You know that a country is the smallest country in the world, when its size, in terms of area, barely matches the size of a golf course! Yes, you heard it right – a golf course! Welcome to the Vatican City – the smallest country in the world, not only in terms of area, but also one of the smallest when it comes to population! Ensconced amidst a walled enclave within the city of Rome, Italy, the Vatican City is so small, that you won’t come across even a single street! Hard to imagine, right?
Sitting coy along the west bank of the Tiber River, the Vatican City is officially known as the Vatican City State. It has an approximate area of 110 acres, and a population of roughly 900. Yep, 900. That’s it. This makes the Vatican City the smallest internationally recognised independent state in the world.
History of the Vatican City – the smallest country in the world:
The Vatican City is known to be the centre of the Roman Catholic Church, and the official seat of the pope since 1377. The Vatican City came into existence as an independent state in 1929, with effect of the Lateran Treaty that was signed between the Holy See (papal jurisdiction of the Catholic Church in Rome) and Italy. This treaty came forth as a result of years of struggle for power between the political leaders of Italy and the popes, over matters concerning supreme authority in the region. Ultimately the Lateran Treaty was signed, giving the Holy See “full ownership, exclusive dominion, and sovereign authority and jurisdiction” over the Vatican City.
Attractions in Vatican City – the smallest country in the world
The Vatican City might well be the smallest country in the world, but kid you not, it is home to some of most historically rich attractions and monuments in the world. These iconic attractions include:
St. Peter’s Basilica – the biggest church in the world, and also the spiritual centre for all Roman Catholics of the world.
Sistine Chapel – the famous Sistine chapel is known for its stunning frescoes embellishing the interiors, the remarkable Sistine Chapel, and The Last Judgement, Michelangelo’s iconic masterpiece.
The Vatican Museums – these stunning museums house popular masterpieces of paintings, sculptures, and other artworks collected by the popes over the centuries. These artworks include the likes of legendary artists of all time such as Leonardo da Vinci, Raphael, Titian, Giovanni Bellini, Correggio, and Veronese amongst others!

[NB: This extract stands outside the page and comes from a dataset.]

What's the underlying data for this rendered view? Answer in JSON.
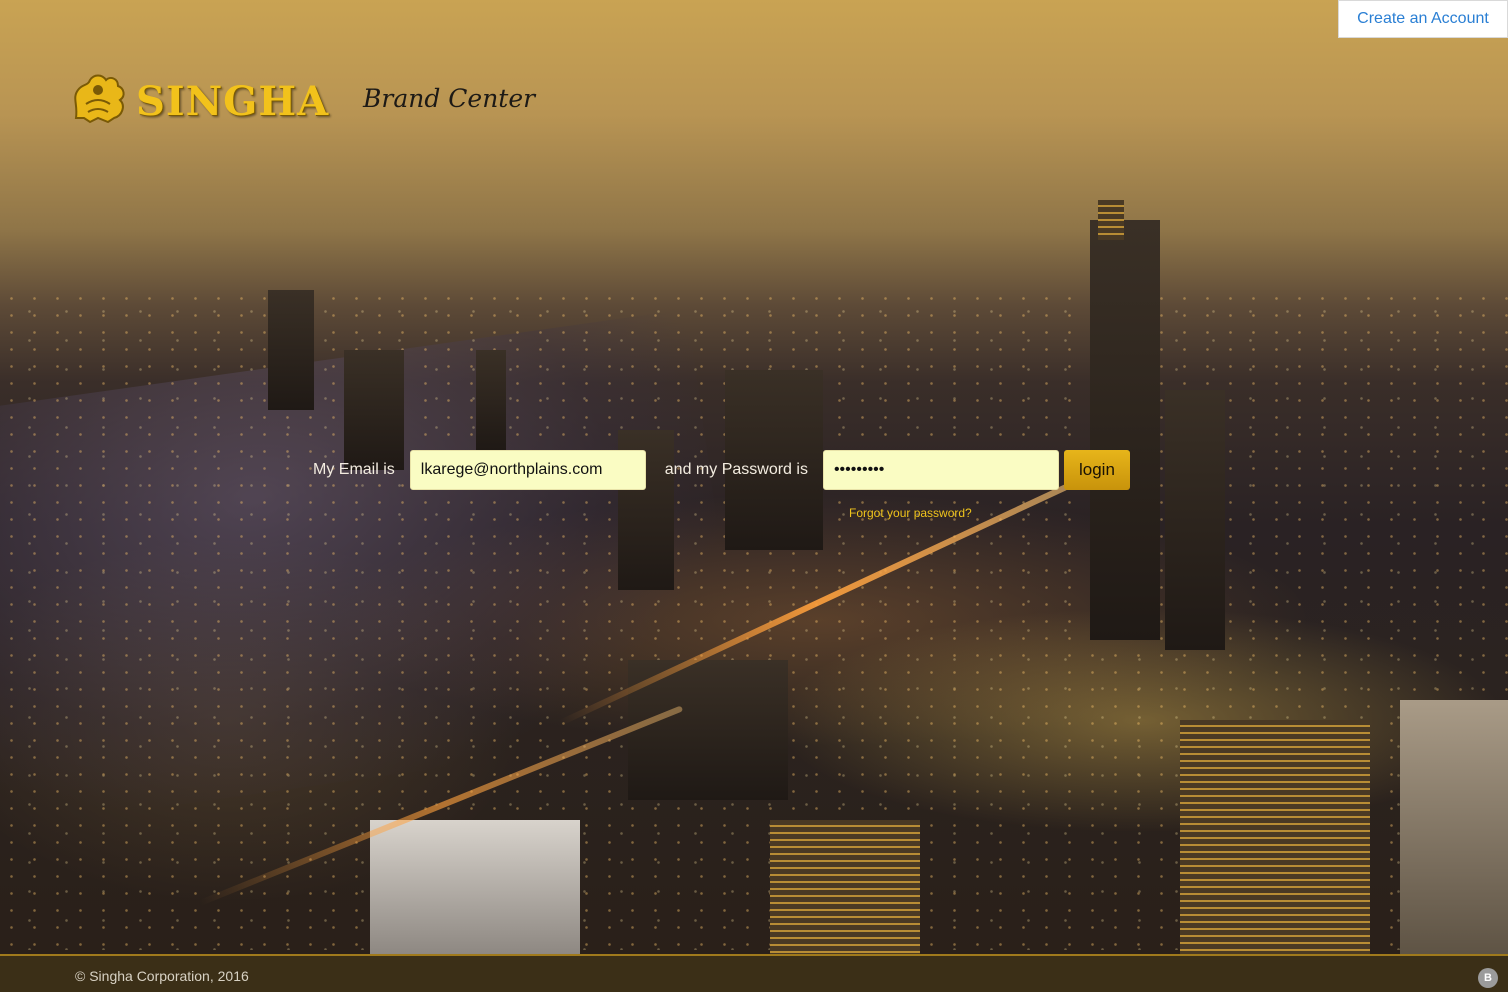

St. Peter’s Square – the famous, stunning St. Peter’s square bordered by two semi-circular colonnades, which apparently symbolize two stretched arms embracing the world, was built and designed by famous sculptor Bernini, between 1656 and 1667. There are about 140 fascinating statues built on the top of the colonnades, depicting martyrs, popes, and other such religious figures.